She recalled being left at home when William was serving as an RAF search and rescue helicopter pilot, not least when he spent six weeks in the Falklands in February and March 2012.
She said: ‘William and I just wanted to pass on our huge gratitude to all of you here today. Not only are we grateful for you coming here to join our party, but also for the sacrifices you make on a daily basis on behalf of the nation.’
‘As someone whose husband has served, I know how hard it feels when a loved one leaves home to do the job they’ve trained for. When William served in the Falklands or went search and rescue, I remember how it felt.

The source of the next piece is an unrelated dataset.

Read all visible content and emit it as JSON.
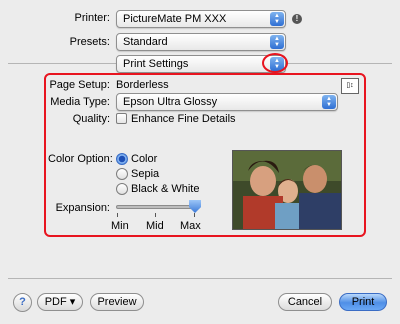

‘But I can’t imagine how it feels when your loved ones are away on active service over Christmas or at those special family moments. ‘The absence of people you love must be especially hard at this time of year.
‘William and I, however, hope that today shows, in some small way, how much you are all valued. ‘We should never forget our military families and all the service you do for us all.’
William is Honorary Air Commandant of RAF Coningsby in Lincolnshire, which is home to Typhoon squadrons which deploy to Cyprus and fly operations in support of Op Shader, the UK’s contribution to the ongoing campaign against Islamic State.
They work alongside 31 Squadron, a Tornado GR4 unit based at RAF Marham in Norfolk, which is also involved with the campaign.
Source: DAILMAIL MAILONLINE